* WHAT THE EXERCISE ASKS
Type out every entry again, character for character.
----
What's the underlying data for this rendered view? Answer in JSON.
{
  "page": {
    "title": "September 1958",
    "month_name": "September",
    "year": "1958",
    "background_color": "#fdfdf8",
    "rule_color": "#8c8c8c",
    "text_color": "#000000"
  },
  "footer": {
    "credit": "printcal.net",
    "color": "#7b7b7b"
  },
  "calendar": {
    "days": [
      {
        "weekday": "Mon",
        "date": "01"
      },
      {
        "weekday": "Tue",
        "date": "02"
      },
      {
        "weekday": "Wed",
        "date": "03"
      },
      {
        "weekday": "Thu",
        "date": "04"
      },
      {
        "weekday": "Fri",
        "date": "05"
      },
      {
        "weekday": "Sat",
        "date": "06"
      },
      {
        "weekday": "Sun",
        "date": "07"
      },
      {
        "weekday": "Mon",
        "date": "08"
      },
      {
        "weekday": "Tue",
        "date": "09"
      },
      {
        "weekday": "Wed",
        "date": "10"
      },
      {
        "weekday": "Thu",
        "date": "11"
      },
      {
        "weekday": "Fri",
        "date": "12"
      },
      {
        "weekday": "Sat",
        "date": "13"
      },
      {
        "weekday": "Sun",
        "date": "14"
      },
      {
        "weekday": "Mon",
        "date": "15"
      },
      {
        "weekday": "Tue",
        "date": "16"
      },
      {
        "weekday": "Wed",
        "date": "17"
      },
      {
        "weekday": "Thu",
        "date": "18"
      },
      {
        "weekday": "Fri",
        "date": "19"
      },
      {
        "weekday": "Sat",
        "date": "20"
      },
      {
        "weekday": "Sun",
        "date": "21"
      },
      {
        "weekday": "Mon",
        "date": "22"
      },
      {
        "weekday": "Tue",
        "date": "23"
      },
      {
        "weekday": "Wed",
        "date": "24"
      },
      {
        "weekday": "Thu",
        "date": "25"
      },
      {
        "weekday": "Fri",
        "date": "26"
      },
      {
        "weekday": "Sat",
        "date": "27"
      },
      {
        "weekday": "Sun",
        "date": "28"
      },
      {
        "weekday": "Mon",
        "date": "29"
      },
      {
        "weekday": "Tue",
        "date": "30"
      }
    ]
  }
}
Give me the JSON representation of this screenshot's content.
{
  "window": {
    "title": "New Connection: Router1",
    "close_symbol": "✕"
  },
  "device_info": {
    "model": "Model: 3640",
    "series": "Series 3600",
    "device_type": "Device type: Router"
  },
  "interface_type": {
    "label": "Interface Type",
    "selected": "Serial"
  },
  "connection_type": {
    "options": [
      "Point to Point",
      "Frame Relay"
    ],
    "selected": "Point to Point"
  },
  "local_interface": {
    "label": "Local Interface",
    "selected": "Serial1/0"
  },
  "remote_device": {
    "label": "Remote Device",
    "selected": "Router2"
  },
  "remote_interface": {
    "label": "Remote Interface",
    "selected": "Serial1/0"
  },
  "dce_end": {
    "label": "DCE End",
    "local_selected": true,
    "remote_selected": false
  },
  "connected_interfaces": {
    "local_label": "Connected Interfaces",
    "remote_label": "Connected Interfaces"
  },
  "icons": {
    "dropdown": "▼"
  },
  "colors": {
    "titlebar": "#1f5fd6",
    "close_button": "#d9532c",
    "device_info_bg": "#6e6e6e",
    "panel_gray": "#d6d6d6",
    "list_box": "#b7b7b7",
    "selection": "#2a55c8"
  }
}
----
* RESPONSE AREA
What's the underlying data for this rendered view? Answer in JSON.
{
  "page": {
    "title": "September 1958",
    "month_name": "September",
    "year": "1958",
    "background_color": "#fdfdf8",
    "rule_color": "#8c8c8c",
    "text_color": "#000000"
  },
  "footer": {
    "credit": "printcal.net",
    "color": "#7b7b7b"
  },
  "calendar": {
    "days": [
      {
        "weekday": "Mon",
        "date": "01"
      },
      {
        "weekday": "Tue",
        "date": "02"
      },
      {
        "weekday": "Wed",
        "date": "03"
      },
      {
        "weekday": "Thu",
        "date": "04"
      },
      {
        "weekday": "Fri",
        "date": "05"
      },
      {
        "weekday": "Sat",
        "date": "06"
      },
      {
        "weekday": "Sun",
        "date": "07"
      },
      {
        "weekday": "Mon",
        "date": "08"
      },
      {
        "weekday": "Tue",
        "date": "09"
      },
      {
        "weekday": "Wed",
        "date": "10"
      },
      {
        "weekday": "Thu",
        "date": "11"
      },
      {
        "weekday": "Fri",
        "date": "12"
      },
      {
        "weekday": "Sat",
        "date": "13"
      },
      {
        "weekday": "Sun",
        "date": "14"
      },
      {
        "weekday": "Mon",
        "date": "15"
      },
      {
        "weekday": "Tue",
        "date": "16"
      },
      {
        "weekday": "Wed",
        "date": "17"
      },
      {
        "weekday": "Thu",
        "date": "18"
      },
      {
        "weekday": "Fri",
        "date": "19"
      },
      {
        "weekday": "Sat",
        "date": "20"
      },
      {
        "weekday": "Sun",
        "date": "21"
      },
      {
        "weekday": "Mon",
        "date": "22"
      },
      {
        "weekday": "Tue",
        "date": "23"
      },
      {
        "weekday": "Wed",
        "date": "24"
      },
      {
        "weekday": "Thu",
        "date": "25"
      },
      {
        "weekday": "Fri",
        "date": "26"
      },
      {
        "weekday": "Sat",
        "date": "27"
      },
      {
        "weekday": "Sun",
        "date": "28"
      },
      {
        "weekday": "Mon",
        "date": "29"
      },
      {
        "weekday": "Tue",
        "date": "30"
      }
    ]
  }
}
Give me the JSON representation of this screenshot's content.
{
  "window": {
    "title": "New Connection: Router1",
    "close_symbol": "✕"
  },
  "device_info": {
    "model": "Model: 3640",
    "series": "Series 3600",
    "device_type": "Device type: Router"
  },
  "interface_type": {
    "label": "Interface Type",
    "selected": "Serial"
  },
  "connection_type": {
    "options": [
      "Point to Point",
      "Frame Relay"
    ],
    "selected": "Point to Point"
  },
  "local_interface": {
    "label": "Local Interface",
    "selected": "Serial1/0"
  },
  "remote_device": {
    "label": "Remote Device",
    "selected": "Router2"
  },
  "remote_interface": {
    "label": "Remote Interface",
    "selected": "Serial1/0"
  },
  "dce_end": {
    "label": "DCE End",
    "local_selected": true,
    "remote_selected": false
  },
  "connected_interfaces": {
    "local_label": "Connected Interfaces",
    "remote_label": "Connected Interfaces"
  },
  "icons": {
    "dropdown": "▼"
  },
  "colors": {
    "titlebar": "#1f5fd6",
    "close_button": "#d9532c",
    "device_info_bg": "#6e6e6e",
    "panel_gray": "#d6d6d6",
    "list_box": "#b7b7b7",
    "selection": "#2a55c8"
  }
}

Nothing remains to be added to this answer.